> [Dataset extract]
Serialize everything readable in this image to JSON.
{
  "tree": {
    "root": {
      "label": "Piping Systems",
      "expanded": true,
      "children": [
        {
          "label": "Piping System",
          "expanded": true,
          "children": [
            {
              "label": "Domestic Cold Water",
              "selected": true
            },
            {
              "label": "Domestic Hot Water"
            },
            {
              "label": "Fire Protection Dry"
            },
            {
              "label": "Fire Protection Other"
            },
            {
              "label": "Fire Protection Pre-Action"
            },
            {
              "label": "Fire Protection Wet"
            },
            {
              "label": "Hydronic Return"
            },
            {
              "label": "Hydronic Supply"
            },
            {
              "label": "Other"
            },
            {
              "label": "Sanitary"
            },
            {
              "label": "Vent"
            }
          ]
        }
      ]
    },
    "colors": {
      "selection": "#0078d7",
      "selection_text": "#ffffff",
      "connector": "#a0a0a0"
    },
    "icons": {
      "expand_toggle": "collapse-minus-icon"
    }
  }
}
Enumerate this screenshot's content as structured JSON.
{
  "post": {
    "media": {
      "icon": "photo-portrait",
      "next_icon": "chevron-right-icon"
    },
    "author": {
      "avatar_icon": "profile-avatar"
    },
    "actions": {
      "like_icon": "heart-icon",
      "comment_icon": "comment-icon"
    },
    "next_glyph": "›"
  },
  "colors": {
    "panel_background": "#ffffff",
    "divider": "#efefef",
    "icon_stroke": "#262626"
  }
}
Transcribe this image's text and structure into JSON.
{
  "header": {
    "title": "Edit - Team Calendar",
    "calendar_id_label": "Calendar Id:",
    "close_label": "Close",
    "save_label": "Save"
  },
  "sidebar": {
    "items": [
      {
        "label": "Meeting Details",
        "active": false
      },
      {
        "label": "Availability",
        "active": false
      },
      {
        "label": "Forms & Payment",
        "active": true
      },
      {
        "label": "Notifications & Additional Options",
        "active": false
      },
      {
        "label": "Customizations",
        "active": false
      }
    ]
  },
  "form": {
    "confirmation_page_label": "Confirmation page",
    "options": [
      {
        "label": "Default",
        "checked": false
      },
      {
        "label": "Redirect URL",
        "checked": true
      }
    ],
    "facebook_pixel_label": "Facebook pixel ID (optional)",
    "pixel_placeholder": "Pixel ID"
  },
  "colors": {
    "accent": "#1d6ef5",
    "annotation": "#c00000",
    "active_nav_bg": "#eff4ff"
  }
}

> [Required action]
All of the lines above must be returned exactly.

> [Answer to this problem]
Serialize everything readable in this image to JSON.
{
  "tree": {
    "root": {
      "label": "Piping Systems",
      "expanded": true,
      "children": [
        {
          "label": "Piping System",
          "expanded": true,
          "children": [
            {
              "label": "Domestic Cold Water",
              "selected": true
            },
            {
              "label": "Domestic Hot Water"
            },
            {
              "label": "Fire Protection Dry"
            },
            {
              "label": "Fire Protection Other"
            },
            {
              "label": "Fire Protection Pre-Action"
            },
            {
              "label": "Fire Protection Wet"
            },
            {
              "label": "Hydronic Return"
            },
            {
              "label": "Hydronic Supply"
            },
            {
              "label": "Other"
            },
            {
              "label": "Sanitary"
            },
            {
              "label": "Vent"
            }
          ]
        }
      ]
    },
    "colors": {
      "selection": "#0078d7",
      "selection_text": "#ffffff",
      "connector": "#a0a0a0"
    },
    "icons": {
      "expand_toggle": "collapse-minus-icon"
    }
  }
}
Enumerate this screenshot's content as structured JSON.
{
  "post": {
    "media": {
      "icon": "photo-portrait",
      "next_icon": "chevron-right-icon"
    },
    "author": {
      "avatar_icon": "profile-avatar"
    },
    "actions": {
      "like_icon": "heart-icon",
      "comment_icon": "comment-icon"
    },
    "next_glyph": "›"
  },
  "colors": {
    "panel_background": "#ffffff",
    "divider": "#efefef",
    "icon_stroke": "#262626"
  }
}
Transcribe this image's text and structure into JSON.
{
  "header": {
    "title": "Edit - Team Calendar",
    "calendar_id_label": "Calendar Id:",
    "close_label": "Close",
    "save_label": "Save"
  },
  "sidebar": {
    "items": [
      {
        "label": "Meeting Details",
        "active": false
      },
      {
        "label": "Availability",
        "active": false
      },
      {
        "label": "Forms & Payment",
        "active": true
      },
      {
        "label": "Notifications & Additional Options",
        "active": false
      },
      {
        "label": "Customizations",
        "active": false
      }
    ]
  },
  "form": {
    "confirmation_page_label": "Confirmation page",
    "options": [
      {
        "label": "Default",
        "checked": false
      },
      {
        "label": "Redirect URL",
        "checked": true
      }
    ],
    "facebook_pixel_label": "Facebook pixel ID (optional)",
    "pixel_placeholder": "Pixel ID"
  },
  "colors": {
    "accent": "#1d6ef5",
    "annotation": "#c00000",
    "active_nav_bg": "#eff4ff"
  }
}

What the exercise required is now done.